In his speech Scully said gambling policy and regulation had not waited for the review and there had been “a lot of action to tighten protections in the last few years”.
Dugher said the BGC supported the review and had made proposals for change itself, such as calls for an ombudsman to improve consumer redress, changes to sports sponsorship and advertising, as well as the promotion of safer gambling tools.
He added: “The industry has changed and has made significant changes and has called for further changes in the white paper; we have just got to get them right.”
A winning ticket at Goodwood
Although time is running out for the white paper to be published before Christmas, it is expected to appear in the new year, although that will be the beginning of the next phase of the process.

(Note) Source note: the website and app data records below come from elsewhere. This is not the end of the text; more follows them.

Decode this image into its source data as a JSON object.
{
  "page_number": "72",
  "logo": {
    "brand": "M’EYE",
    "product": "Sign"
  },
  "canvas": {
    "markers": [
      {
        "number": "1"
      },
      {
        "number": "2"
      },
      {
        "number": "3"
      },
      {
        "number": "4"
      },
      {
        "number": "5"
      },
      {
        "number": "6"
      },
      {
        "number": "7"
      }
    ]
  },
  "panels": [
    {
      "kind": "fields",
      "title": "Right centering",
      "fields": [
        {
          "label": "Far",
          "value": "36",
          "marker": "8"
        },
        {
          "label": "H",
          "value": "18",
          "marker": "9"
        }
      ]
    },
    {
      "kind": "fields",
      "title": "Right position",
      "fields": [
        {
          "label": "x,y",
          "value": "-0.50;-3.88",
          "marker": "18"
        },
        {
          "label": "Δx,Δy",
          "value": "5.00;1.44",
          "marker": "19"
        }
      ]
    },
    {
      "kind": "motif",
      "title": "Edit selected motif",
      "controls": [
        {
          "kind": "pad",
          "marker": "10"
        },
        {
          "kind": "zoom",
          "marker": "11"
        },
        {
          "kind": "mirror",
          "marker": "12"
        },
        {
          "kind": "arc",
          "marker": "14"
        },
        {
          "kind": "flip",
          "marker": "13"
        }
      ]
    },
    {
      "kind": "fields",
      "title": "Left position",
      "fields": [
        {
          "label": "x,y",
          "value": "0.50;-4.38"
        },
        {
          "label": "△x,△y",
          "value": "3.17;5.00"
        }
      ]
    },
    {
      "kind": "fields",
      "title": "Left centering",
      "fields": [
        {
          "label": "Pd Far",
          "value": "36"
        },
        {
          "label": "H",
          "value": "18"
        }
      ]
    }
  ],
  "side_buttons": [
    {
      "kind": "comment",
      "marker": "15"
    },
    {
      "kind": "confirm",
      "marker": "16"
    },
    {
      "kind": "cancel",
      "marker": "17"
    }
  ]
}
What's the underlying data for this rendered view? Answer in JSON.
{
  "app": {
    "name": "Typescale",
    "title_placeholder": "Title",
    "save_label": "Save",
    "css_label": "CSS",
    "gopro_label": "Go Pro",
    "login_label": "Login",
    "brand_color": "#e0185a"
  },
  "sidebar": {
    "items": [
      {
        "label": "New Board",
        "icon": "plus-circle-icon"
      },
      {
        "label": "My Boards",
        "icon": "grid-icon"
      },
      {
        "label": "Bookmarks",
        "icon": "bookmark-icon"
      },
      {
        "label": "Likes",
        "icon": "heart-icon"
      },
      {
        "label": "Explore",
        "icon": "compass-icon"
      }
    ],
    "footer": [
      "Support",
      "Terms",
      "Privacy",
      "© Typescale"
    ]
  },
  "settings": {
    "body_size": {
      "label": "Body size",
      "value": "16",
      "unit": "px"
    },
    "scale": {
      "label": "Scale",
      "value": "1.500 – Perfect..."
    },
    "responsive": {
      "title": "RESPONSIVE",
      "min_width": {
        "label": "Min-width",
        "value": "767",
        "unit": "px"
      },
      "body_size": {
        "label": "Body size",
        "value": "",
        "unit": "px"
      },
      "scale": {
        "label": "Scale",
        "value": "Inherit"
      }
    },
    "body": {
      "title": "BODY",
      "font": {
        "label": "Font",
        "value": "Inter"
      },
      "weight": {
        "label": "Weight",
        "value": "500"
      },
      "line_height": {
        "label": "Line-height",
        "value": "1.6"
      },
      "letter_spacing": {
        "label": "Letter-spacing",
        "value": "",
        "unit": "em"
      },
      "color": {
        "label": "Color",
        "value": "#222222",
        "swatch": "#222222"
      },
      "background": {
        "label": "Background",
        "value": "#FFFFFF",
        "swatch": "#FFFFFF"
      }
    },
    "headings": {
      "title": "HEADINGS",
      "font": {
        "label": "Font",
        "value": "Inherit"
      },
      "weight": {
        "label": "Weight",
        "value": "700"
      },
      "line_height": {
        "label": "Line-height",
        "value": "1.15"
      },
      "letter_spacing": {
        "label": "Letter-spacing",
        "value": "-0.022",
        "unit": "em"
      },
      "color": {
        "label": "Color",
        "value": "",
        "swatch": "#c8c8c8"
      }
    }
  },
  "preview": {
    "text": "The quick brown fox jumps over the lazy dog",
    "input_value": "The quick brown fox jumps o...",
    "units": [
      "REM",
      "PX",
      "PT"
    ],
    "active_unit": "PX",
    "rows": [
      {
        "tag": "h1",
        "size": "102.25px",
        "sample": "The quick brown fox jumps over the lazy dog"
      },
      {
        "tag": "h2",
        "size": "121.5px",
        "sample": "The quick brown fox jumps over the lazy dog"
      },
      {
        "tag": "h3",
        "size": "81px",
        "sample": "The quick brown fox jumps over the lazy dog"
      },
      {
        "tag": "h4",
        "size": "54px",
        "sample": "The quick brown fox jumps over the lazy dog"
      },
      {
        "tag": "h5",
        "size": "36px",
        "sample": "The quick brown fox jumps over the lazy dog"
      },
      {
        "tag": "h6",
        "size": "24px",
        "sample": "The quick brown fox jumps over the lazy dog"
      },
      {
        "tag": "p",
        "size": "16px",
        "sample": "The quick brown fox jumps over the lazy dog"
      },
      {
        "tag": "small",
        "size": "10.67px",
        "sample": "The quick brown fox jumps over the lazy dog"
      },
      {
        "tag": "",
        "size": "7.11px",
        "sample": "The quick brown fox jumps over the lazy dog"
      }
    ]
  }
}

“We hope to get as much clarity as possible from the white paper,” Dugher said. “The uncertainty is bad for business. Equally, the white paper is an important marker on the journey, it isn’t an end of the road. We expect there to be further consultations on a whole bunch of areas.”
Shadow gambling minister Alex Davies-Jones also spoke at the GambleAware conference, where she described her concerns at the gambling review’s delay and the “lax attitude of the government in bringing forward the white paper”.
She added: “I am slightly encouraged by the comments by the minister earlier today and some of his commitments, but sadly these commitments have been made before and the government has been far too long on rhetoric and very short on action.”
Davies-Jones said the UK had one of the biggest gambling markets in the world and that there was an “incredibly important balance to strike”.
She added: “We all want to see operators doing the right thing, and indeed some of them are, but without legislation in place, then I fear we will see very little change.”